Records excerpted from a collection
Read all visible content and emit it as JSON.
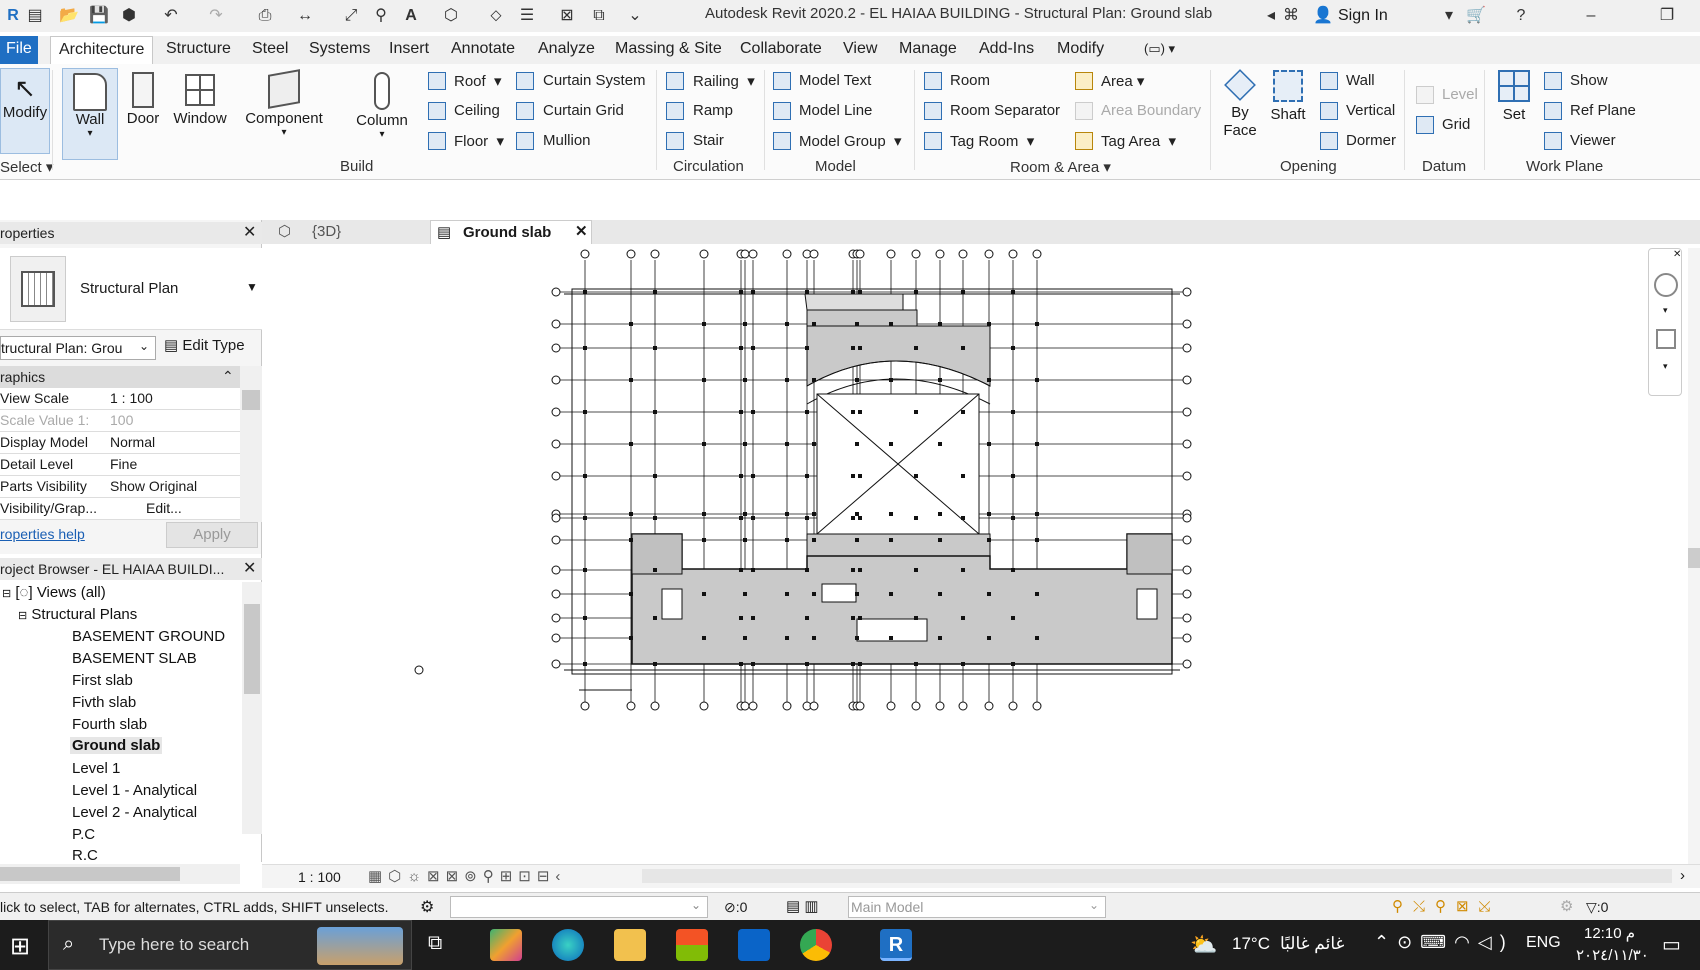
{
  "window": {
    "title": "Autodesk Revit 2020.2 - EL HAIAA BUILDING - Structural Plan: Ground slab",
    "sign_in": "Sign In"
  },
  "menu": {
    "file": "File",
    "tabs": [
      "Architecture",
      "Structure",
      "Steel",
      "Systems",
      "Insert",
      "Annotate",
      "Analyze",
      "Massing & Site",
      "Collaborate",
      "View",
      "Manage",
      "Add-Ins",
      "Modify"
    ]
  },
  "ribbon": {
    "modify": "Modify",
    "select": "Select",
    "wall": "Wall",
    "door": "Door",
    "window": "Window",
    "component": "Component",
    "column": "Column",
    "roof": "Roof",
    "ceiling": "Ceiling",
    "floor": "Floor",
    "curtain_system": "Curtain System",
    "curtain_grid": "Curtain Grid",
    "mullion": "Mullion",
    "railing": "Railing",
    "ramp": "Ramp",
    "stair": "Stair",
    "model_text": "Model Text",
    "model_line": "Model Line",
    "model_group": "Model Group",
    "room": "Room",
    "room_separator": "Room Separator",
    "tag_room": "Tag Room",
    "area": "Area",
    "area_boundary": "Area Boundary",
    "tag_area": "Tag Area",
    "by_face": "By Face",
    "shaft": "Shaft",
    "wall_opening": "Wall",
    "vertical": "Vertical",
    "dormer": "Dormer",
    "level": "Level",
    "grid": "Grid",
    "set": "Set",
    "show": "Show",
    "ref_plane": "Ref Plane",
    "viewer": "Viewer",
    "groups": {
      "build": "Build",
      "circulation": "Circulation",
      "model": "Model",
      "room_area": "Room & Area",
      "opening": "Opening",
      "datum": "Datum",
      "work_plane": "Work Plane"
    }
  },
  "properties": {
    "title": "roperties",
    "type_name": "Structural Plan",
    "instance_select": "tructural Plan: Grou",
    "edit_type": "Edit Type",
    "section": "raphics",
    "rows": [
      {
        "k": "View Scale",
        "v": "1 : 100"
      },
      {
        "k": "Scale Value   1:",
        "v": "100"
      },
      {
        "k": "Display Model",
        "v": "Normal"
      },
      {
        "k": "Detail Level",
        "v": "Fine"
      },
      {
        "k": "Parts Visibility",
        "v": "Show Original"
      },
      {
        "k": "Visibility/Grap...",
        "v": "Edit..."
      }
    ],
    "help": "roperties help",
    "apply": "Apply"
  },
  "browser": {
    "title": "roject Browser - EL HAIAA BUILDI...",
    "views_all": "Views (all)",
    "structural_plans": "Structural Plans",
    "items": [
      "BASEMENT GROUND",
      "BASEMENT SLAB",
      "First slab",
      "Fivth slab",
      "Fourth slab",
      "Ground slab",
      "Level 1",
      "Level 1 - Analytical",
      "Level 2 - Analytical",
      "P.C",
      "R.C"
    ]
  },
  "viewtabs": {
    "tab_3d": "{3D}",
    "tab_ground": "Ground slab"
  },
  "view_status": {
    "scale": "1 : 100"
  },
  "statusbar": {
    "hint": "lick to select, TAB for alternates, CTRL adds, SHIFT unselects.",
    "count": ":0",
    "model": "Main Model",
    "filter": ":0"
  },
  "taskbar": {
    "search": "Type here to search",
    "weather": "17°C",
    "weather_text": "غائم غالبًا",
    "lang": "ENG",
    "time": "12:10 م",
    "date": "٢٠٢٤/١١/٣٠"
  },
  "colors": {
    "file_tab": "#1f6fc3",
    "accent": "#2f6fb3",
    "slab_fill": "#c9c9c9",
    "taskbar": "#1c1c1c"
  }
}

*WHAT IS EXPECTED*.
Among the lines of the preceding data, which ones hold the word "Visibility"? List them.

*SOLUTION FOR THIS TASK*.
        "k": "Parts Visibility",
        "k": "Visibility/Grap...",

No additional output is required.